ShareThis Page
Merits of Laurel Pipeline fuel flow reversal debated |

Merits of Laurel Pipeline fuel flow reversal debated

| Saturday, March 10, 2018 11:00 p.m

Some state lawmakers, including Westmoreland state Sen. Kim Ward, are throwing their support behind a Houston company’s proposal to reverse the flow of its Pennsylvania fuel line west of Altoona to bring more Midwestern fuel into the region.

Laurel Pipeline Co., a subsidiary of Houston-based Buckeye Partners, is seeking permission from the state’s Public Utility Commission to partially reverse the Laurel Pipeline to bring as many as 40,000 barrels of fuel from Midwestern producers into Western Pennsylvania.

Ward, R-Hempfield — who along with fellow senators Camera Bartolotta, R-Canonsburg, Guy Reschenthaler, R-Jefferson Hills, and Elder Vogel, R-Beaver, sent a March 2 letter of support to the commission — wrote that approval of the project “will benefit Pennsylvania consumers and our economy by expanding access to more affordable fuels.”

State Reps. Jim Christiana, R-Brighton, and Gary Day, R-Heidelberg Township, agreed in a January column in the Trib.

“The section of pipeline that Buckeye seeks to reverse is increasingly under-utilized by East Coast refiners that have access to many other markets,” Christiana and Day wrote. “Midwest refiners, on the other hand, can use that section to deliver additional supplies of lower-cost American-made fuel to more Pennsylvanians.”

Executives from two companies that use the fuel coming through the Laurel pipeline, however, do not agree.

Sheetz Executive Vice President Mike Lorenz and Giant Eagle Get-Go Senior Vice President Polly Flinn said the reversal will eliminate competition from East Coast fuel refineries in a February letter to the Trib.

“There is little upside but plenty of downside to the proposed reversal,” Lorenz and Flinn wrote. “Midwest refiners already have access to Pennsylvania markets and currently compete with supply from the East Coast.”
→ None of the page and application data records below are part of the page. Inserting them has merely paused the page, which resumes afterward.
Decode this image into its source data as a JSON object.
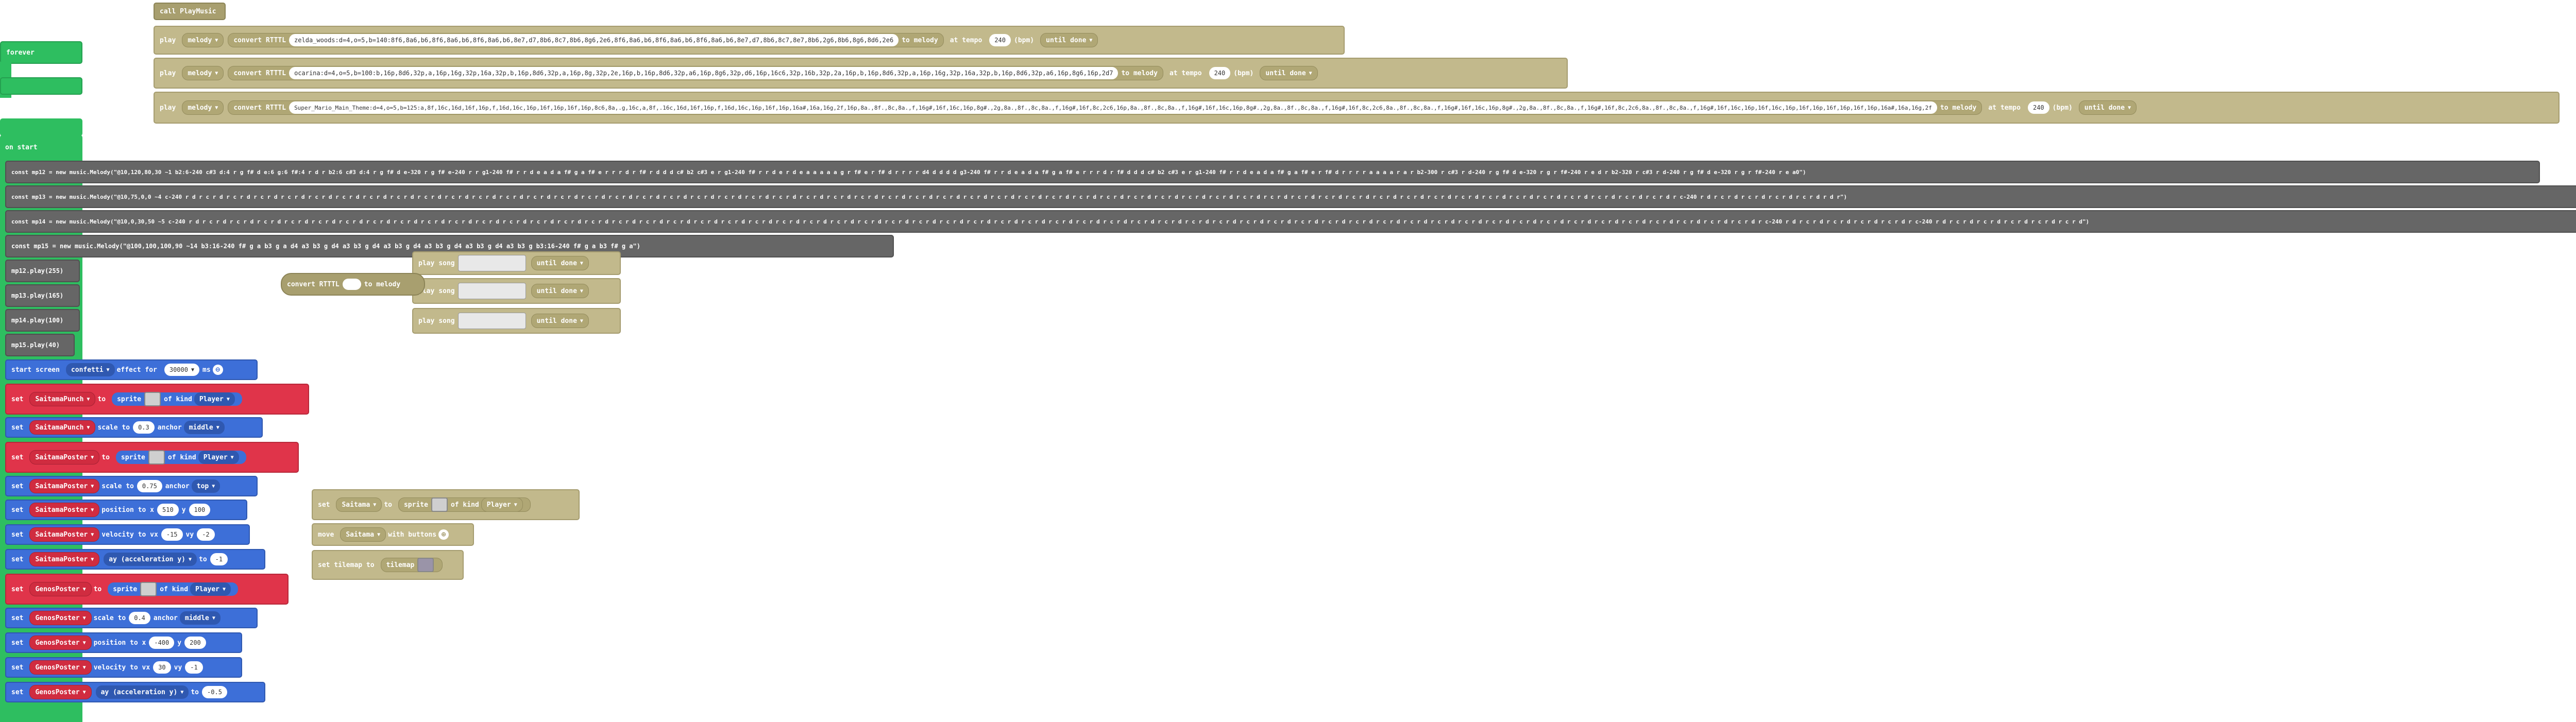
{
  "header": {
    "fn_label": "call PlayMusic"
  },
  "play_rows": [
    {
      "play": "play",
      "melody": "melody",
      "convert": "convert RTTTL",
      "rtttl": "zelda_woods:d=4,o=5,b=140:8f6,8a6,b6,8f6,8a6,b6,8f6,8a6,b6,8e7,d7,8b6,8c7,8b6,8g6,2e6,8f6,8a6,b6,8f6,8a6,b6,8f6,8a6,b6,8e7,d7,8b6,8c7,8e7,8b6,2g6,8b6,8g6,8d6,2e6",
      "to_melody": "to melody",
      "at_tempo": "at tempo",
      "tempo": "240",
      "bpm": "(bpm)",
      "until": "until done"
    },
    {
      "play": "play",
      "melody": "melody",
      "convert": "convert RTTTL",
      "rtttl": "ocarina:d=4,o=5,b=100:b,16p,8d6,32p,a,16p,16g,32p,16a,32p,b,16p,8d6,32p,a,16p,8g,32p,2e,16p,b,16p,8d6,32p,a6,16p,8g6,32p,d6,16p,16c6,32p,16b,32p,2a,16p,b,16p,8d6,32p,a,16p,16g,32p,16a,32p,b,16p,8d6,32p,a6,16p,8g6,16p,2d7",
      "to_melody": "to melody",
      "at_tempo": "at tempo",
      "tempo": "240",
      "bpm": "(bpm)",
      "until": "until done"
    },
    {
      "play": "play",
      "melody": "melody",
      "convert": "convert RTTTL",
      "rtttl": "Super_Mario_Main_Theme:d=4,o=5,b=125:a,8f,16c,16d,16f,16p,f,16d,16c,16p,16f,16p,16f,16p,8c6,8a,.g,16c,a,8f,.16c,16d,16f,16p,f,16d,16c,16p,16f,16p,16a#,16a,16g,2f,16p,8a.,8f.,8c,8a.,f,16g#,16f,16c,16p,8g#.,2g,8a.,8f.,8c,8a.,f,16g#,16f,8c,2c6,16p,8a.,8f.,8c,8a.,f,16g#,16f,16c,16p,8g#.,2g,8a.,8f.,8c,8a.,f,16g#,16f,8c,2c6,8a.,8f.,8c,8a.,f,16g#,16f,16c,16p,8g#.,2g,8a.,8f.,8c,8a.,f,16g#,16f,8c,2c6,8a.,8f.,8c,8a.,f,16g#,16f,16c,16p,16f,16c,16p,16f,16p,16f,16p,16f,16p,16a#,16a,16g,2f",
      "to_melody": "to melody",
      "at_tempo": "at tempo",
      "tempo": "240",
      "bpm": "(bpm)",
      "until": "until done"
    }
  ],
  "forever": {
    "label": "forever"
  },
  "on_start": {
    "label": "on start"
  },
  "const_rows": [
    {
      "text": "const mp12 = new music.Melody(\"@10,120,80,30 ~1 b2:6-240 c#3 d:4 r g f# d e:6 g:6 f#:4 r d r b2:6 c#3 d:4 r g f# d e-320 r g f# e-240 r r g1-240 f# r r d e a d a f# g a f# e r r r d r f# r d d d c# b2 c#3 e r g1-240 f# r r d e r d e a a a a a g r f# e r f# d r r r r d4 d d d d g3-240 f# r r d e a d a f# g a f# e r r r d r f# d d d c# b2 c#3 e r g1-240 f# r r d e a d a f# g a f# e r f# d r r r r a a a a r a r b2-300 r c#3 r d-240 r g f# d e-320 r g r f#-240 r e d r b2-320 r c#3 r d-240 r g f# d e-320 r g r f#-240 r e a0\")"
    },
    {
      "text": "const mp13 = new music.Melody(\"@10,75,0,0 ~4 c-240 r d r c r d r c r d r c r d r c r d r c r d r c r d r c r d r c r d r c r d r c r d r c r d r c r d r c r d r c r d r c r d r c r d r c r d r c r d r c r d r c r d r c r d r c r d r c r d r c r d r c r d r c r d r c r d r c r d r c r d r c r d r c r d r c r d r c r d r c r d r c r d r c r d r c r d r c r d r c r d r c r d r c r d r c r d r c r d r c r d r c r d r c r d r c r d r c r d r c r d r c r d r c r d r c r d r c r d r c r d r c-240 r d r c r d r c r d r c r d r c r d r d r\")"
    },
    {
      "text": "const mp14 = new music.Melody(\"@10,0,30,50 ~5 c-240 r d r c r d r c r d r c r d r c r d r c r d r c r d r c r d r c r d r c r d r c r d r c r d r c r d r c r d r c r d r c r d r c r d r c r d r c r d r c r d r c r d r c r d r c r d r c r d r c r d r c r d r c r d r c r d r c r d r c r d r c r d r c r d r c r d r c r d r c r d r c r d r c r d r c r d r c r d r c r d r c r d r c r d r c r d r c r d r c r d r c r d r c r d r c r d r c r d r c r d r c r d r c r d r c r d r c r d r c r d r c r d r c r d r c r d r c-240 r d r c r d r c r d r c r d r c r d r c-240 r d r c r d r c r d r c r d r c r d r c r d\")"
    },
    {
      "text": "const mp15 = new music.Melody(\"@100,100,100,90 ~14 b3:16-240 f# g a b3 g a d4 a3 b3 g d4 a3 b3 g d4 a3 b3 g d4 a3 b3 g d4 a3 b3 g d4 a3 b3 g b3:16-240 f# g a b3 f# g a\")"
    }
  ],
  "mp_plays": [
    "mp12.play(255)",
    "mp13.play(165)",
    "mp14.play(100)",
    "mp15.play(40)"
  ],
  "song_rows": [
    {
      "play": "play",
      "song": "song",
      "until": "until done"
    },
    {
      "play": "play",
      "song": "song",
      "until": "until done"
    },
    {
      "play": "play",
      "song": "song",
      "until": "until done"
    }
  ],
  "convert_small": {
    "label": "convert RTTTL",
    "to_melody": "to melody"
  },
  "effect": {
    "start": "start screen",
    "name": "confetti",
    "effect_for": "effect for",
    "ms_value": "30000",
    "ms": "ms"
  },
  "sprite_blocks": [
    {
      "set": "set",
      "var": "SaitamaPunch",
      "to": "to",
      "sprite": "sprite",
      "of_kind": "of kind",
      "kind": "Player"
    },
    {
      "set": "set",
      "var": "SaitamaPoster",
      "to": "to",
      "sprite": "sprite",
      "of_kind": "of kind",
      "kind": "Player"
    },
    {
      "set": "set",
      "var": "GenosPoster",
      "to": "to",
      "sprite": "sprite",
      "of_kind": "of kind",
      "kind": "Player"
    }
  ],
  "blue_rows": [
    {
      "set": "set",
      "var": "SaitamaPunch",
      "a": "scale to",
      "v1": "0.3",
      "b": "anchor",
      "c": "middle",
      "d": ""
    },
    {
      "set": "set",
      "var": "SaitamaPoster",
      "a": "scale to",
      "v1": "0.75",
      "b": "anchor",
      "c": "top",
      "d": ""
    },
    {
      "set": "set",
      "var": "SaitamaPoster",
      "a": "position to x",
      "v1": "510",
      "b": "y",
      "c": "100",
      "d": ""
    },
    {
      "set": "set",
      "var": "SaitamaPoster",
      "a": "velocity to vx",
      "v1": "-15",
      "b": "vy",
      "c": "-2",
      "d": ""
    },
    {
      "set": "set",
      "var": "SaitamaPoster",
      "a": "ay (acceleration y)",
      "v1": "",
      "b": "to",
      "c": "-1",
      "d": ""
    },
    {
      "set": "set",
      "var": "GenosPoster",
      "a": "scale to",
      "v1": "0.4",
      "b": "anchor",
      "c": "middle",
      "d": ""
    },
    {
      "set": "set",
      "var": "GenosPoster",
      "a": "position to x",
      "v1": "-400",
      "b": "y",
      "c": "200",
      "d": ""
    },
    {
      "set": "set",
      "var": "GenosPoster",
      "a": "velocity to vx",
      "v1": "30",
      "b": "vy",
      "c": "-1",
      "d": ""
    },
    {
      "set": "set",
      "var": "GenosPoster",
      "a": "ay (acceleration y)",
      "v1": "",
      "b": "to",
      "c": "-0.5",
      "d": ""
    }
  ],
  "saitama_group": {
    "set": "set",
    "var": "Saitama",
    "to": "to",
    "sprite": "sprite",
    "of_kind": "of kind",
    "kind": "Player",
    "move": "move",
    "move_var": "Saitama",
    "with_buttons": "with buttons",
    "tilemap_label": "set tilemap to",
    "tilemap": "tilemap"
  }
}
James Kunz Jr., business manager for the International Union of Operating Engineers Local 66 said his union is in support of the reversal.

“Midwest refiners are turning the increased supply of North American crude oil into more affordable fuels,” Kunz wrote in a February letter to the Public Utility Commission. “Without access to those supplies, though, Pennsylvania consumers will continue to unnecessarily rely on overseas imports, which are less reliable and more expensive.”

The Public Utility Commission has been considering the application since November 2016.

Patrick Varine is a Tribune-Review staff writer.

TribLIVE commenting policy

You are solely responsible for your comments and by using you agree to our Terms of Service.

We moderate comments. Our goal is to provide substantive commentary for a general readership. By screening submissions, we provide a space where readers can share intelligent and informed commentary that enhances the quality of our news and information.

While most comments will be posted if they are on-topic and not abusive, moderating decisions are subjective. We will make them as carefully and consistently as we can. Because of the volume of reader comments, we cannot review individual moderation decisions with readers.

We value thoughtful comments representing a range of views that make their point quickly and politely. We make an effort to protect discussions from repeated comments either by the same reader or different readers

We follow the same standards for taste as the daily newspaper. A few things we won't tolerate: personal attacks, obscenity, vulgarity, profanity (including expletives and letters followed by dashes), commercial promotion, impersonations, incoherence, proselytizing and SHOUTING. Don't include URLs to Web sites.

We do not edit comments. They are either approved or deleted. We reserve the right to edit a comment that is quoted or excerpted in an article. In this case, we may fix spelling and punctuation.

We welcome strong opinions and criticism of our work, but we don't want comments to become bogged down with discussions of our policies and we will moderate accordingly.

We appreciate it when readers and people quoted in articles or blog posts point out errors of fact or emphasis and will investigate all assertions. But these suggestions should be sent via e-mail. To avoid distracting other readers, we won't publish comments that suggest a correction. Instead, corrections will be made in a blog post or in an article.